True love, to me, is like how I love my daughter. Even if she disobeys me, I will still love her, although admittedly I may be angry. My love for my daughter shall not be shaken just because she goes against my wishes. That is the true meaning of free will. Or at least that's how I perceive "free will".
Beyond that, I don't believe in heaven and hell. If indeed there is heaven or hell in the afterlife, then I will leave it entirely up to God where He thinks I belong. But for the moment, while there is still life in me, I'm seeing heaven and hell around me now.
I've seen way too many people with a lot of money and properties, but they're very unhappy. In fact, they're miserable, and life is hell for them! They're constantly struggling and living a life filled with stress.
On the other hand, I've also seen people with very little money and properties, yet they're very happy. They're unable to live a life of luxury, and in many cases they're unable to get many of the things they'd like to have. They're happy all the same.
Of course there're also many rich people who're happy; and poor people who're unhappy. So actually, there seems to be no clear cut pattern that would equate richness to unhappiness; or poverty to happiness; both rich and poor people may be happy or unhappy.
In the end, I'm forced to the conclusion that happiness and unhappiness, and heaven and hell, all depends on what we make of life. If we choose to be happy, then we shall get happiness; if we choose to make the world around us a heaven, then we shall see the world as a heaven!

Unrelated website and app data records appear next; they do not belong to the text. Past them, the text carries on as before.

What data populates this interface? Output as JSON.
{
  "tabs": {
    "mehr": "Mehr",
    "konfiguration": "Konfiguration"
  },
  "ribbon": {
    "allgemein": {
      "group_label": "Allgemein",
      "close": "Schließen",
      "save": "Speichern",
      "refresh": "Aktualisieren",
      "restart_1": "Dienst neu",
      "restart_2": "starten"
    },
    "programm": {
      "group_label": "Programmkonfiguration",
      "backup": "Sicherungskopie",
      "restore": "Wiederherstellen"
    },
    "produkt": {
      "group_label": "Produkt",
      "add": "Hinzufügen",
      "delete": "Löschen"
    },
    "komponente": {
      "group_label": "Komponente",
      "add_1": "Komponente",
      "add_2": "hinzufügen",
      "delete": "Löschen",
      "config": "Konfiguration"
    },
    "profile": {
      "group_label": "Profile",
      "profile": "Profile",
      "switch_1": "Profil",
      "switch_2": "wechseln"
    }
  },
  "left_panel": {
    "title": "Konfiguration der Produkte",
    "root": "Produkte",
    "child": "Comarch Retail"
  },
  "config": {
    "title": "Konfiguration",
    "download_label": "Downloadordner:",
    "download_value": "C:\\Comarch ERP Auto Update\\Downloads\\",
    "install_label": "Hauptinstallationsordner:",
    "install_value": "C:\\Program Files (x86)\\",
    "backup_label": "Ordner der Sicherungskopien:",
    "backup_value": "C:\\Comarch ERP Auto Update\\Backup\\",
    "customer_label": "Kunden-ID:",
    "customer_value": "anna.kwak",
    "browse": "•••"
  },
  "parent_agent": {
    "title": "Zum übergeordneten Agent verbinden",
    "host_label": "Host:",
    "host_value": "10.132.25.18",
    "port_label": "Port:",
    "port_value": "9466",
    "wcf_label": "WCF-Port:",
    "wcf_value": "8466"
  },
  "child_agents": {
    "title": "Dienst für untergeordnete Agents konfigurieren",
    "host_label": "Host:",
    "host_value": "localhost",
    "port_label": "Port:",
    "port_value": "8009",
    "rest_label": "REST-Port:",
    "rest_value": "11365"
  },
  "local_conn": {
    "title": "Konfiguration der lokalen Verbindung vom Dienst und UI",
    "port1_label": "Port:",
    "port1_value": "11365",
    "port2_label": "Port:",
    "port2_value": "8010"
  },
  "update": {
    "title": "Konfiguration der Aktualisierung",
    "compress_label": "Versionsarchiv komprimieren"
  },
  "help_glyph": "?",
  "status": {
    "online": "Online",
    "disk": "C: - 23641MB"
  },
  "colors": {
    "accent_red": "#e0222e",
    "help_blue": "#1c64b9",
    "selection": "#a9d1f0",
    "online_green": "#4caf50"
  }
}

This reminds me of a question a friend asked me once. He observed that I've been married for over 20 years, and he was wondering how did I keep it going for that long? I told him that my marriage hasn't always been like what it is today. As a matter of fact, about 4 years into my marriage, things were going through some rough patches. So rough to the extent that they're hanging by a thread, and divorce was a real possibility.
Over the years, I've gone through a gradual change. You see, sometimes it's not a matter of being in heaven or hell; rather, it's what you make of your surrounding, of your life. In the past, I used to fight with my wife because I was convinced that I was in the right. But after a long time, I realised that what's more important to me was to be happy. I therefore chose to be happy. But to be happy doesn't necessarily mean to be proven right. For in the end, there is little point to be victorious in proving myself right, but in the process of achieving that, I lose my happiness. Sometimes in life, you can't get it both ways.
I try my best to live life to the fullest. I'd like to use my mind to achieve whatever the mind can do; I'd like to use my body to achieve its full potential. I may not be rich when compared to so many people, but I'm still happy. I count my blessings for whatever little possessions that I have; and for what I don't have, I keep trying to get them. The challenge of trying to get them is in itself an exciting journey and a rewarding experience.
I choose to be in heaven, even though it's not the heaven of the religions.